Please return the lines of the data that contain "users".

──────── RECORDED DATA

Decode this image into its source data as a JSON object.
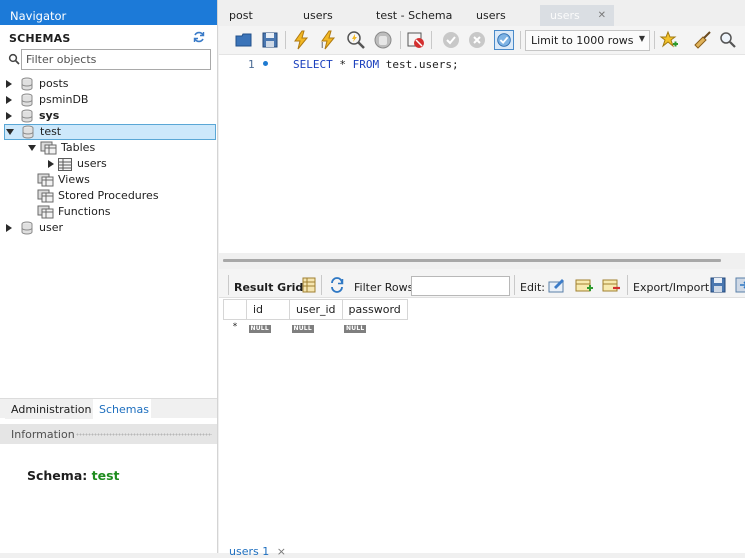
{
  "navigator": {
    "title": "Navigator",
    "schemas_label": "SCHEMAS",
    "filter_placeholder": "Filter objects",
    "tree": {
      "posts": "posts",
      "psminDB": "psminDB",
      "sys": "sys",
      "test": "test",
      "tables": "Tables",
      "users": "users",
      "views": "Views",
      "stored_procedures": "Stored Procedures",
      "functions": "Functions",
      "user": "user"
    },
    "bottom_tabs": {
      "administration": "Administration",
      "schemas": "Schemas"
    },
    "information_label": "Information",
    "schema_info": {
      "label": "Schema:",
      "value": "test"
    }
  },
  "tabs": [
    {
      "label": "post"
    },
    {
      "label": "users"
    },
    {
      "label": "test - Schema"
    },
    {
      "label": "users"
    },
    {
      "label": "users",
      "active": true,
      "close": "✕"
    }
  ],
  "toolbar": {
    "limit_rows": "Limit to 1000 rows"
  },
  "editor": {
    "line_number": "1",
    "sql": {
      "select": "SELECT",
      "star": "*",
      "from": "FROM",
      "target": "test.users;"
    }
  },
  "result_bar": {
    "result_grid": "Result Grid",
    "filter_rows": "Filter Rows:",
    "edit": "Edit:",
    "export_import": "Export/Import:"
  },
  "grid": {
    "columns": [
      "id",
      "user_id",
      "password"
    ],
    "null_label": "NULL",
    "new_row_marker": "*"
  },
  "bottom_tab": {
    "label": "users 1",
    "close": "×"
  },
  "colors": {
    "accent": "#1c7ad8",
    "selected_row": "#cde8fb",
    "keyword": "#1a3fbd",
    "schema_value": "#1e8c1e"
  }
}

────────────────

RESPONSE BOX:
      "users": "users",
      "label": "users"
      "label": "users"
      "label": "users",
      "target": "test.users;"
    "label": "users 1",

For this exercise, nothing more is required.